(Website and app data records)
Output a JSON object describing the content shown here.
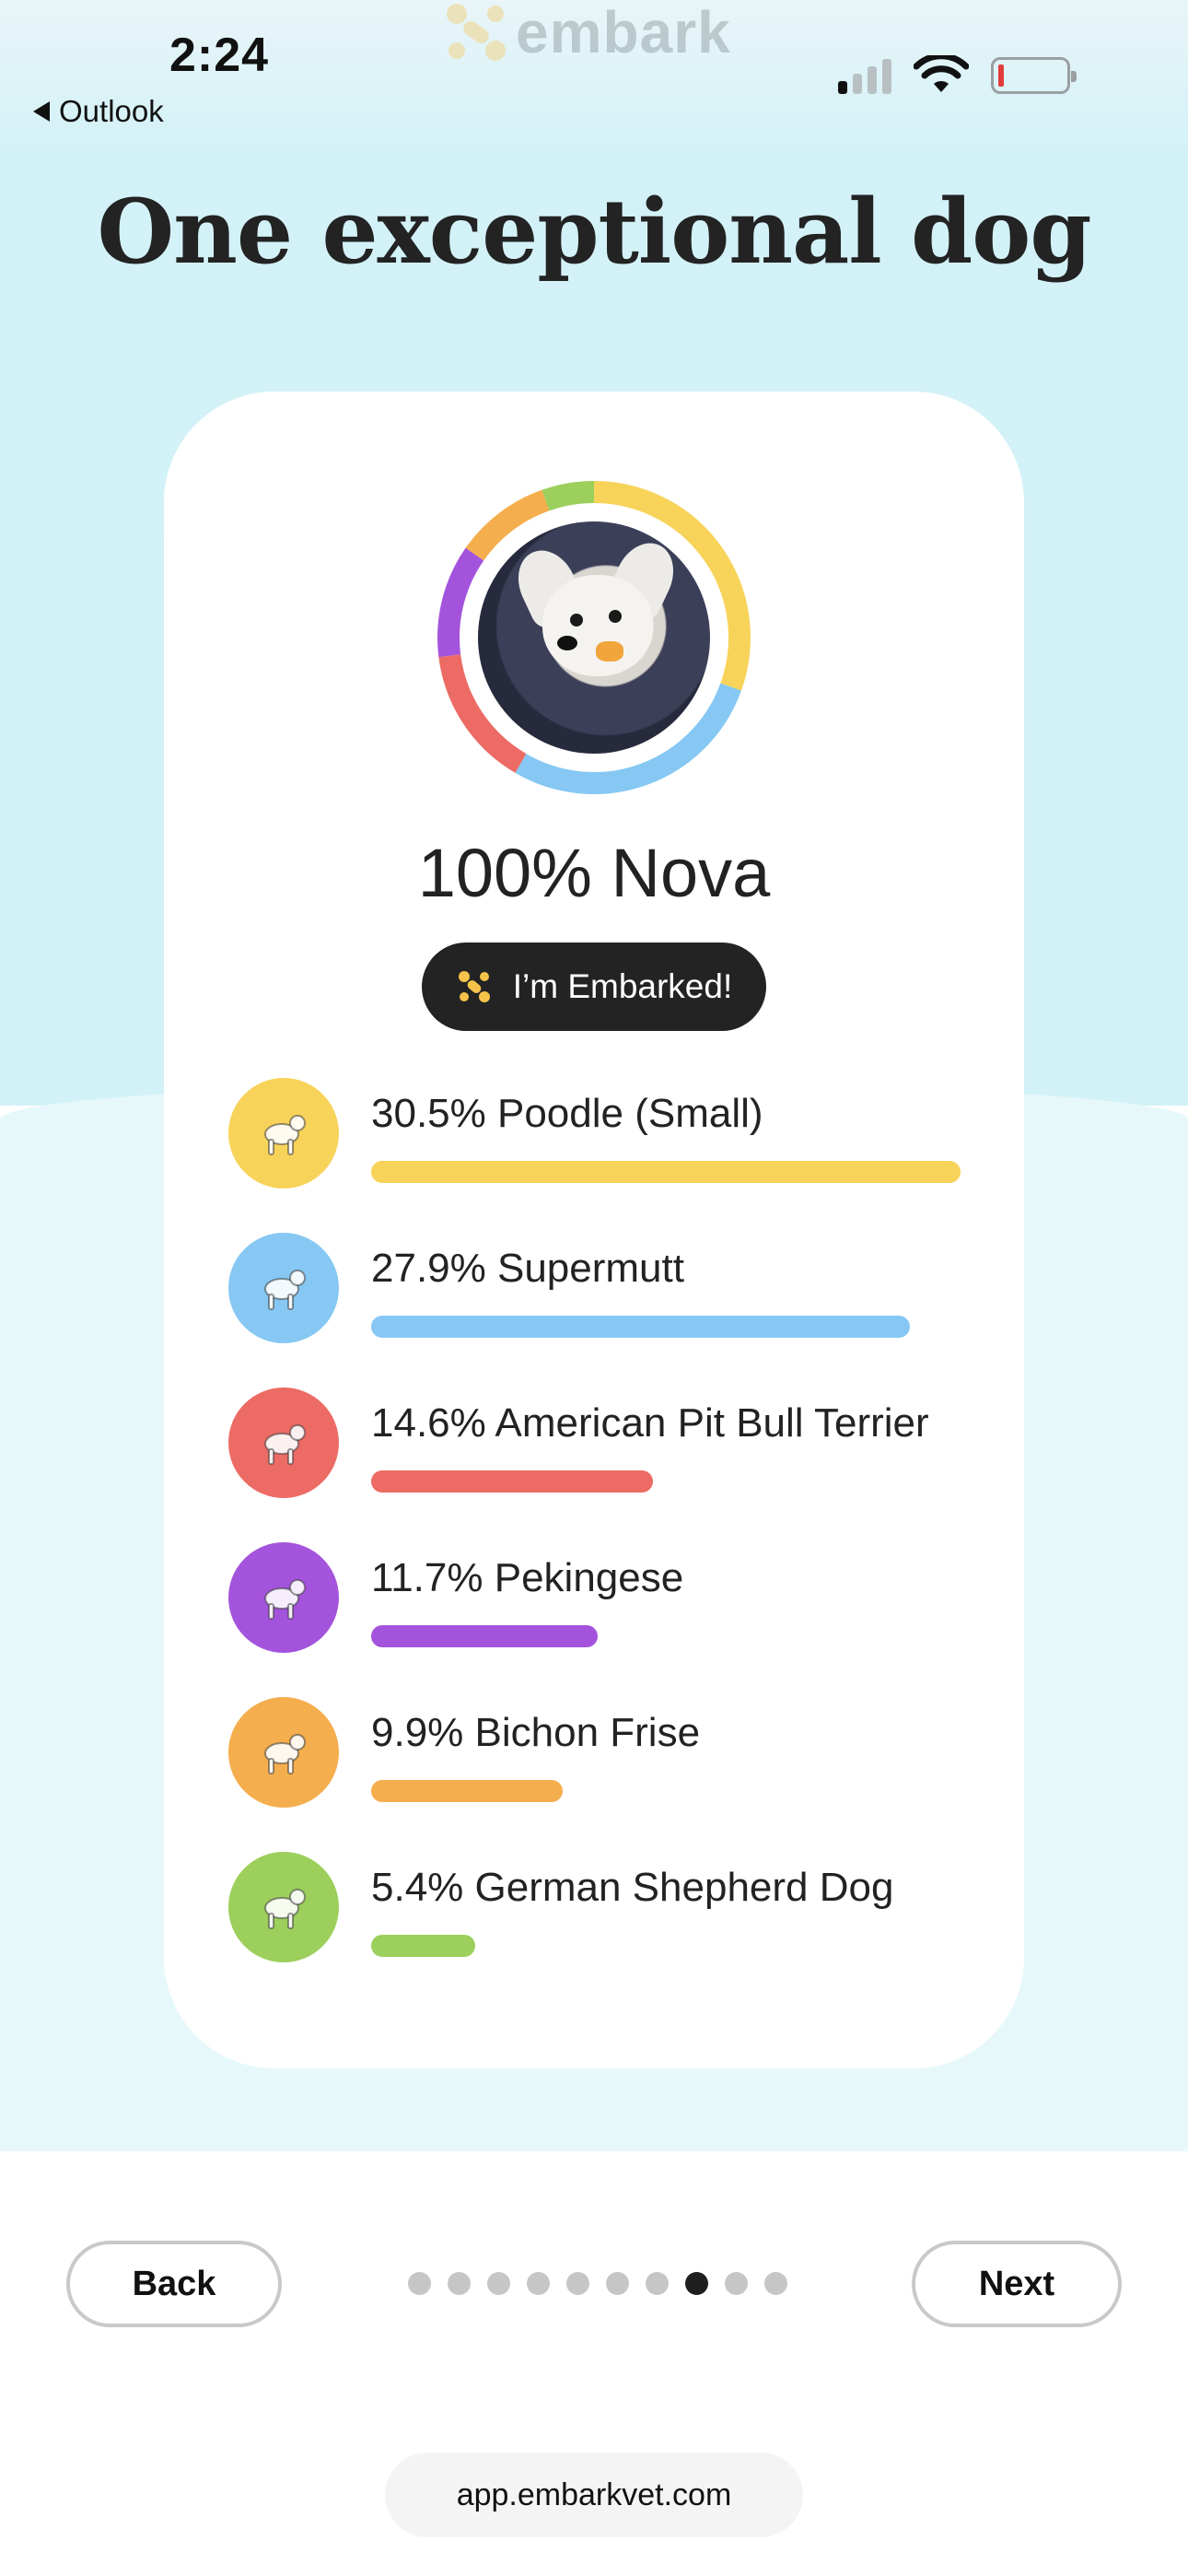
{
  "status_bar": {
    "time": "2:24",
    "back_app": "Outlook",
    "logo_text": "embark"
  },
  "title": "One exceptional dog",
  "profile": {
    "name": "100% Nova",
    "badge": "I’m Embarked!"
  },
  "breeds": [
    {
      "label": "30.5% Poodle (Small)",
      "percent": 30.5,
      "color": "#f8d35a",
      "icon": "poodle-icon"
    },
    {
      "label": "27.9% Supermutt",
      "percent": 27.9,
      "color": "#86c8f3",
      "icon": "supermutt-shield-icon"
    },
    {
      "label": "14.6% American Pit Bull Terrier",
      "percent": 14.6,
      "color": "#ec6b65",
      "icon": "pit-bull-icon"
    },
    {
      "label": "11.7% Pekingese",
      "percent": 11.7,
      "color": "#a454dc",
      "icon": "pekingese-icon"
    },
    {
      "label": "9.9% Bichon Frise",
      "percent": 9.9,
      "color": "#f5ae4d",
      "icon": "bichon-frise-icon"
    },
    {
      "label": "5.4% German Shepherd Dog",
      "percent": 5.4,
      "color": "#9ccf5b",
      "icon": "german-shepherd-icon"
    }
  ],
  "nav": {
    "back": "Back",
    "next": "Next",
    "total_pages": 10,
    "current_page": 8
  },
  "url": "app.embarkvet.com"
}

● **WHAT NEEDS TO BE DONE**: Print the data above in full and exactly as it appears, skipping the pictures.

● **EXERCISE OUTPUT**:
Output a JSON object describing the content shown here.
{
  "status_bar": {
    "time": "2:24",
    "back_app": "Outlook",
    "logo_text": "embark"
  },
  "title": "One exceptional dog",
  "profile": {
    "name": "100% Nova",
    "badge": "I’m Embarked!"
  },
  "breeds": [
    {
      "label": "30.5% Poodle (Small)",
      "percent": 30.5,
      "color": "#f8d35a",
      "icon": "poodle-icon"
    },
    {
      "label": "27.9% Supermutt",
      "percent": 27.9,
      "color": "#86c8f3",
      "icon": "supermutt-shield-icon"
    },
    {
      "label": "14.6% American Pit Bull Terrier",
      "percent": 14.6,
      "color": "#ec6b65",
      "icon": "pit-bull-icon"
    },
    {
      "label": "11.7% Pekingese",
      "percent": 11.7,
      "color": "#a454dc",
      "icon": "pekingese-icon"
    },
    {
      "label": "9.9% Bichon Frise",
      "percent": 9.9,
      "color": "#f5ae4d",
      "icon": "bichon-frise-icon"
    },
    {
      "label": "5.4% German Shepherd Dog",
      "percent": 5.4,
      "color": "#9ccf5b",
      "icon": "german-shepherd-icon"
    }
  ],
  "nav": {
    "back": "Back",
    "next": "Next",
    "total_pages": 10,
    "current_page": 8
  },
  "url": "app.embarkvet.com"
}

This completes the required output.